> [EXERCISE AIM]: Without including any pictures, give back all of the data exactly.

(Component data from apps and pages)

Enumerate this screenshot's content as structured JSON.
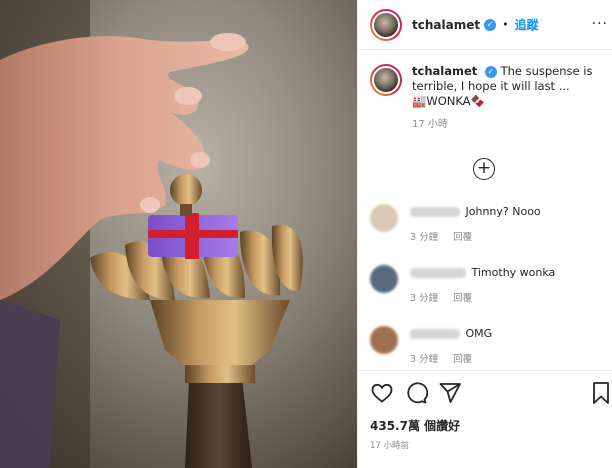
{
  "post": {
    "username": "tchalamet",
    "verified_mark": "✓",
    "separator": "•",
    "follow_label": "追蹤",
    "more_label": "···",
    "caption_text": "The suspense is terrible, I hope it will last ...",
    "caption_emoji_line": "🏭WONKA🍫",
    "caption_time": "17 小時",
    "load_more_label": "+",
    "likes_text": "435.7萬 個讚好",
    "posted_time": "17 小時前"
  },
  "comments": [
    {
      "text": "Johnny? Nooo",
      "time": "3 分鐘",
      "reply": "回覆",
      "avatar_color": "#d9c9b4"
    },
    {
      "text": "Timothy wonka",
      "time": "3 分鐘",
      "reply": "回覆",
      "avatar_color": "#5a6a7a"
    },
    {
      "text": "OMG",
      "time": "3 分鐘",
      "reply": "回覆",
      "avatar_color": "#a07050"
    }
  ],
  "icons": {
    "like": "heart-icon",
    "comment": "comment-icon",
    "share": "paper-plane-icon",
    "save": "bookmark-icon"
  },
  "colors": {
    "accent": "#0095f6",
    "verified": "#3897f0",
    "muted": "#8e8e8e",
    "text": "#262626"
  }
}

> [SOLUTION TO THIS EXERCISE]:
Enumerate this screenshot's content as structured JSON.
{
  "post": {
    "username": "tchalamet",
    "verified_mark": "✓",
    "separator": "•",
    "follow_label": "追蹤",
    "more_label": "···",
    "caption_text": "The suspense is terrible, I hope it will last ...",
    "caption_emoji_line": "🏭WONKA🍫",
    "caption_time": "17 小時",
    "load_more_label": "+",
    "likes_text": "435.7萬 個讚好",
    "posted_time": "17 小時前"
  },
  "comments": [
    {
      "text": "Johnny? Nooo",
      "time": "3 分鐘",
      "reply": "回覆",
      "avatar_color": "#d9c9b4"
    },
    {
      "text": "Timothy wonka",
      "time": "3 分鐘",
      "reply": "回覆",
      "avatar_color": "#5a6a7a"
    },
    {
      "text": "OMG",
      "time": "3 分鐘",
      "reply": "回覆",
      "avatar_color": "#a07050"
    }
  ],
  "icons": {
    "like": "heart-icon",
    "comment": "comment-icon",
    "share": "paper-plane-icon",
    "save": "bookmark-icon"
  },
  "colors": {
    "accent": "#0095f6",
    "verified": "#3897f0",
    "muted": "#8e8e8e",
    "text": "#262626"
  }
}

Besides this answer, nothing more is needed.